Take the entries below and reproduce them word for word.

GIVEN DATA below:

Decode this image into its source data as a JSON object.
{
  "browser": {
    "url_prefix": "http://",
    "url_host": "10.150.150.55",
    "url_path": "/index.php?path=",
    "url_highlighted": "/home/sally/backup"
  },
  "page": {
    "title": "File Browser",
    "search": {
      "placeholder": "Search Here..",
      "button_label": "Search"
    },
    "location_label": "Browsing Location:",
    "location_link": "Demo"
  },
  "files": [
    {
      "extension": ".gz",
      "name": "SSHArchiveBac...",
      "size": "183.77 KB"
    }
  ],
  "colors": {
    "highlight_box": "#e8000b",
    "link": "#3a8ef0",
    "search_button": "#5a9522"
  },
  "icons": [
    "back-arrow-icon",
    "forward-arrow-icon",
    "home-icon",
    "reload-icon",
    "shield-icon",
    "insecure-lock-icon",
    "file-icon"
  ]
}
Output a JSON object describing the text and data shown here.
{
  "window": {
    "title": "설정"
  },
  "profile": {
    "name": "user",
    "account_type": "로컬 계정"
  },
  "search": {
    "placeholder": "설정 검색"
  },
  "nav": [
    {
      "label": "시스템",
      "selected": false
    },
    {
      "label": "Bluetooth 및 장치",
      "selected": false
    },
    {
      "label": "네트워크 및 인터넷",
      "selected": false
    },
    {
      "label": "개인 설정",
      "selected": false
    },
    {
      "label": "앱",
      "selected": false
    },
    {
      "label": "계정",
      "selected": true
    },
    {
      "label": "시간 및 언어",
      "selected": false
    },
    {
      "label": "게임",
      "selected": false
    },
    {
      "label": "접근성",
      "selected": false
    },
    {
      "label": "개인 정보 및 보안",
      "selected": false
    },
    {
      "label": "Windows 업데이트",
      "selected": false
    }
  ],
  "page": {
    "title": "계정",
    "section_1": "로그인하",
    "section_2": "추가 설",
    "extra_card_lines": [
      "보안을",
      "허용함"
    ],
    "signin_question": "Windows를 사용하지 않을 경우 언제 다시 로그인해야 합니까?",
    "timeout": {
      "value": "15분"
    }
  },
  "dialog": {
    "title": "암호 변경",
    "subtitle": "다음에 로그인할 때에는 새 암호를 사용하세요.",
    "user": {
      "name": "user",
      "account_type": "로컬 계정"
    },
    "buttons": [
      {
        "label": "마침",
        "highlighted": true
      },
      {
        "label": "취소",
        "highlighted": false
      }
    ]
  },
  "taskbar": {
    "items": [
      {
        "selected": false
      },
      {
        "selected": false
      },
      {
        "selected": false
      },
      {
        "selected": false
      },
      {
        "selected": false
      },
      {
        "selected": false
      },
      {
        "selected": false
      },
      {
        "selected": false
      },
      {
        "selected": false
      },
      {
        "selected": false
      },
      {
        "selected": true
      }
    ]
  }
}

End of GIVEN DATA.

◆ SOLUTION BELOW ◆
Decode this image into its source data as a JSON object.
{
  "browser": {
    "url_prefix": "http://",
    "url_host": "10.150.150.55",
    "url_path": "/index.php?path=",
    "url_highlighted": "/home/sally/backup"
  },
  "page": {
    "title": "File Browser",
    "search": {
      "placeholder": "Search Here..",
      "button_label": "Search"
    },
    "location_label": "Browsing Location:",
    "location_link": "Demo"
  },
  "files": [
    {
      "extension": ".gz",
      "name": "SSHArchiveBac...",
      "size": "183.77 KB"
    }
  ],
  "colors": {
    "highlight_box": "#e8000b",
    "link": "#3a8ef0",
    "search_button": "#5a9522"
  },
  "icons": [
    "back-arrow-icon",
    "forward-arrow-icon",
    "home-icon",
    "reload-icon",
    "shield-icon",
    "insecure-lock-icon",
    "file-icon"
  ]
}
Output a JSON object describing the text and data shown here.
{
  "window": {
    "title": "설정"
  },
  "profile": {
    "name": "user",
    "account_type": "로컬 계정"
  },
  "search": {
    "placeholder": "설정 검색"
  },
  "nav": [
    {
      "label": "시스템",
      "selected": false
    },
    {
      "label": "Bluetooth 및 장치",
      "selected": false
    },
    {
      "label": "네트워크 및 인터넷",
      "selected": false
    },
    {
      "label": "개인 설정",
      "selected": false
    },
    {
      "label": "앱",
      "selected": false
    },
    {
      "label": "계정",
      "selected": true
    },
    {
      "label": "시간 및 언어",
      "selected": false
    },
    {
      "label": "게임",
      "selected": false
    },
    {
      "label": "접근성",
      "selected": false
    },
    {
      "label": "개인 정보 및 보안",
      "selected": false
    },
    {
      "label": "Windows 업데이트",
      "selected": false
    }
  ],
  "page": {
    "title": "계정",
    "section_1": "로그인하",
    "section_2": "추가 설",
    "extra_card_lines": [
      "보안을",
      "허용함"
    ],
    "signin_question": "Windows를 사용하지 않을 경우 언제 다시 로그인해야 합니까?",
    "timeout": {
      "value": "15분"
    }
  },
  "dialog": {
    "title": "암호 변경",
    "subtitle": "다음에 로그인할 때에는 새 암호를 사용하세요.",
    "user": {
      "name": "user",
      "account_type": "로컬 계정"
    },
    "buttons": [
      {
        "label": "마침",
        "highlighted": true
      },
      {
        "label": "취소",
        "highlighted": false
      }
    ]
  },
  "taskbar": {
    "items": [
      {
        "selected": false
      },
      {
        "selected": false
      },
      {
        "selected": false
      },
      {
        "selected": false
      },
      {
        "selected": false
      },
      {
        "selected": false
      },
      {
        "selected": false
      },
      {
        "selected": false
      },
      {
        "selected": false
      },
      {
        "selected": false
      },
      {
        "selected": true
      }
    ]
  }
}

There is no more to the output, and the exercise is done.